Adding to the puzzle is that taste is a powerful indicator of whether a potential food item is good enough to eat.

“In general, a sour taste helps detect spoiled food and bitter taste helps detect toxic food,” Zhang says. “Presumably, penguins cannot use taste to detect toxins … but we don’t know if penguins have other means of detecting toxins.”

Temperature sensitivity

Zhang says that while the research team doesn’t yet have a definitive answer to why penguins are so lacking in taste, they do have some ideas.

Penguins evolved in the chilly Antarctic, and the taste receptors for sweet, umami and bitter tastes (but not salty or sour tastes) are inactive at lower temperatures. It is likely that since they wouldn’t have worked anyway their loss along the evolutionary pathway would have had minimal impact.

Many species of penguins have since spread out into warmer climates. However, Zhang says “if ancestral penguins had lost the receptor genes for the three tastes while in the Antarctic, the genes and tastes cannot be regained even when some migrated away.”
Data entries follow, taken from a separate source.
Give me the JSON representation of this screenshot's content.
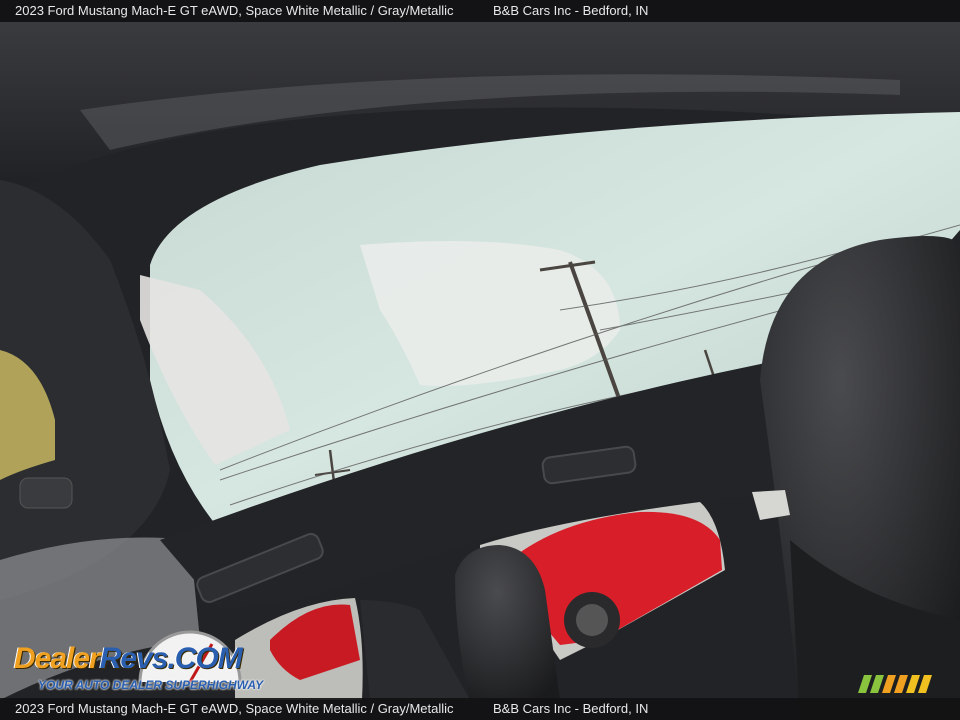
{
  "caption": {
    "vehicle": "2023 Ford Mustang Mach-E GT eAWD,  Space White Metallic / Gray/Metallic",
    "dealer": "B&B Cars Inc - Bedford, IN"
  },
  "watermark": {
    "brand_part1": "Dealer",
    "brand_part2": "Revs",
    "brand_part3": ".COM",
    "tagline": "YOUR AUTO DEALER SUPERHIGHWAY"
  },
  "colors": {
    "sky": "#cfe0db",
    "headliner": "#2a2b2e",
    "red_car": "#e0202a",
    "watermark_orange": "#f0a020",
    "watermark_blue": "#2a5fb0"
  }
}
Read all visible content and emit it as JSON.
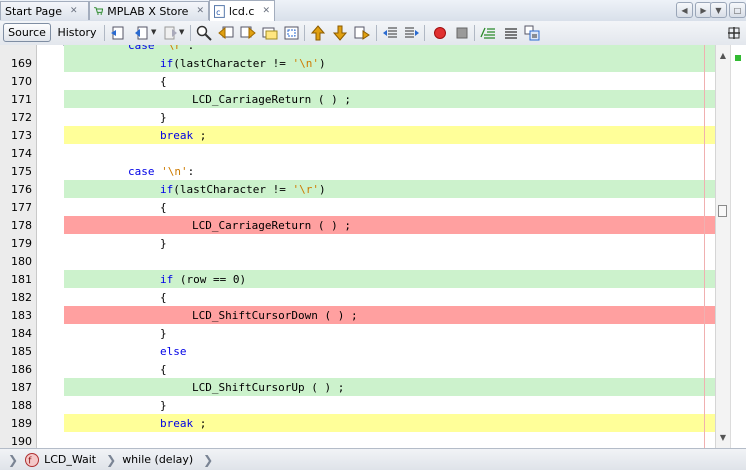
{
  "tabs": [
    {
      "label": "Start Page",
      "icon": "none",
      "active": false
    },
    {
      "label": "MPLAB X Store",
      "icon": "cart-icon",
      "active": false
    },
    {
      "label": "lcd.c",
      "icon": "c-file-icon",
      "active": true
    }
  ],
  "toolbar": {
    "source_label": "Source",
    "history_label": "History"
  },
  "editor": {
    "partial_top": "case '\\r':",
    "lines": [
      {
        "num": "169",
        "code": "if(lastCharacter != '\\n')",
        "indent": 3,
        "hl": "green"
      },
      {
        "num": "170",
        "code": "{",
        "indent": 3,
        "hl": "none"
      },
      {
        "num": "171",
        "code": "LCD_CarriageReturn ( ) ;",
        "indent": 4,
        "hl": "green"
      },
      {
        "num": "172",
        "code": "}",
        "indent": 3,
        "hl": "none"
      },
      {
        "num": "173",
        "code": "break ;",
        "indent": 3,
        "hl": "yellow"
      },
      {
        "num": "174",
        "code": "",
        "indent": 0,
        "hl": "none"
      },
      {
        "num": "175",
        "code": "case '\\n':",
        "indent": 2,
        "hl": "none"
      },
      {
        "num": "176",
        "code": "if(lastCharacter != '\\r')",
        "indent": 3,
        "hl": "green"
      },
      {
        "num": "177",
        "code": "{",
        "indent": 3,
        "hl": "none"
      },
      {
        "num": "178",
        "code": "LCD_CarriageReturn ( ) ;",
        "indent": 4,
        "hl": "red"
      },
      {
        "num": "179",
        "code": "}",
        "indent": 3,
        "hl": "none"
      },
      {
        "num": "180",
        "code": "",
        "indent": 0,
        "hl": "none"
      },
      {
        "num": "181",
        "code": "if (row == 0)",
        "indent": 3,
        "hl": "green"
      },
      {
        "num": "182",
        "code": "{",
        "indent": 3,
        "hl": "none"
      },
      {
        "num": "183",
        "code": "LCD_ShiftCursorDown ( ) ;",
        "indent": 4,
        "hl": "red"
      },
      {
        "num": "184",
        "code": "}",
        "indent": 3,
        "hl": "none"
      },
      {
        "num": "185",
        "code": "else",
        "indent": 3,
        "hl": "none"
      },
      {
        "num": "186",
        "code": "{",
        "indent": 3,
        "hl": "none"
      },
      {
        "num": "187",
        "code": "LCD_ShiftCursorUp ( ) ;",
        "indent": 4,
        "hl": "green"
      },
      {
        "num": "188",
        "code": "}",
        "indent": 3,
        "hl": "none"
      },
      {
        "num": "189",
        "code": "break ;",
        "indent": 3,
        "hl": "yellow"
      },
      {
        "num": "190",
        "code": "",
        "indent": 0,
        "hl": "none"
      }
    ]
  },
  "breadcrumb": [
    {
      "label": "LCD_Wait",
      "icon": "function-icon"
    },
    {
      "label": "while (delay)",
      "icon": "none"
    }
  ],
  "colors": {
    "green_highlight": "#ccf2cc",
    "yellow_highlight": "#ffff99",
    "red_highlight": "#ffa0a0",
    "keyword": "#0000e6",
    "string": "#ce7b00"
  }
}
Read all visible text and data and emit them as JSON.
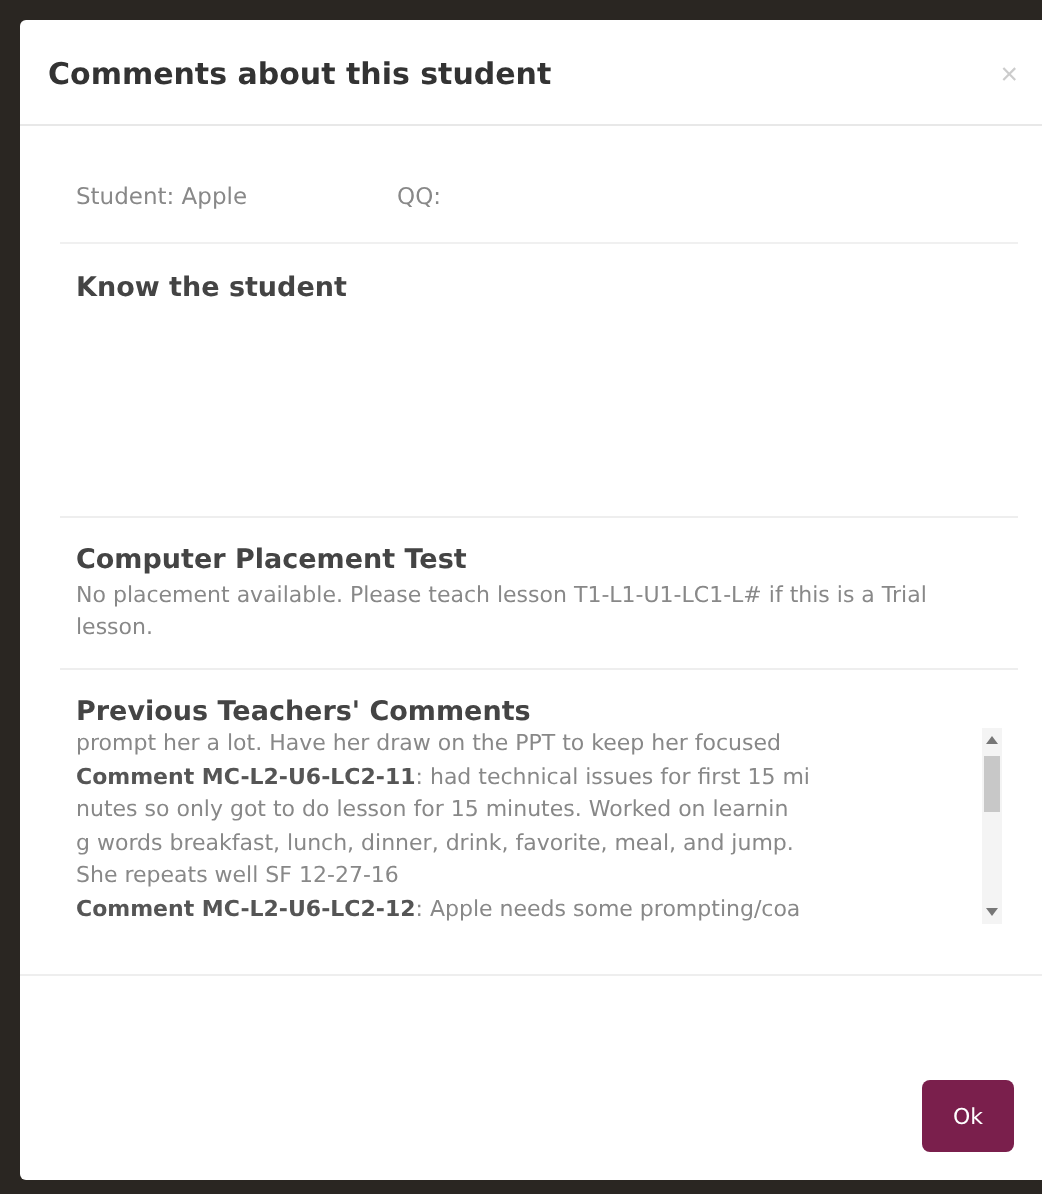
{
  "dialog": {
    "title": "Comments about this student",
    "close": "×"
  },
  "student": {
    "name": "Student: Apple",
    "qq": "QQ:"
  },
  "know_the_student": {
    "heading": "Know the student"
  },
  "placement": {
    "heading": "Computer Placement Test",
    "text": "No placement available. Please teach lesson T1-L1-U1-LC1-L# if this is a Trial lesson."
  },
  "previous_comments": {
    "heading": "Previous Teachers' Comments",
    "lines": [
      {
        "text": "prompt her a lot. Have her draw on the PPT to keep her focused"
      },
      {
        "label": "Comment MC-L2-U6-LC2-11",
        "text": ": had technical issues for first 15 mi"
      },
      {
        "text": "nutes so only got to do lesson for 15 minutes. Worked on learnin"
      },
      {
        "text": "g words breakfast, lunch, dinner, drink, favorite, meal, and jump."
      },
      {
        "text": "She repeats well SF 12-27-16"
      },
      {
        "label": "Comment MC-L2-U6-LC2-12",
        "text": ": Apple needs some prompting/coa"
      }
    ]
  },
  "buttons": [
    {
      "label": "Ok"
    }
  ]
}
In addition, anatomical studies have shown that penguin tongues seem to lack taste receptors – even for salty and sour flavours. Instead they are covered in stiff, horny bristles designed to help catch and hold their slippery prey, which they then swallow whole, so they may not have much interest in how their food tastes anyway.

But Zhang says he is not sure that penguins completely lack taste buds pointing to the possibility that they yet might be found in the tissues of the pharanx or elsewhere in the palate.

Sweet exception

Interestingly, in nectar-loving hummingbirds that have also lost the genes encoding sweet receptors, the umami receptor has been repurposed to detect the sweet tastes of the food source they depend on.

Zhang says that a similar repurposing hasn’t happened in penguins.

“The sweet and umami receptors have a common ancestry and are similar in structure so it is possible for the hummingbird umami receptor to be repurposed to detect sweet,” he says.

“However, the sour and salty receptors are structurally completely different from sweet and umami receptors: There is no way that they can be repurposed to sense sweet or umami.”

Where to see penguins: around the world in 17 species. Mike Unwin reveals where to see penguins, from Australia to South Africa and Patagonia: here.

SCIENTISTS FIND SIXTH ‘TASTE’ Fat now joins the ranks of sour, sweet, salty, umami and bitter. [WaPo]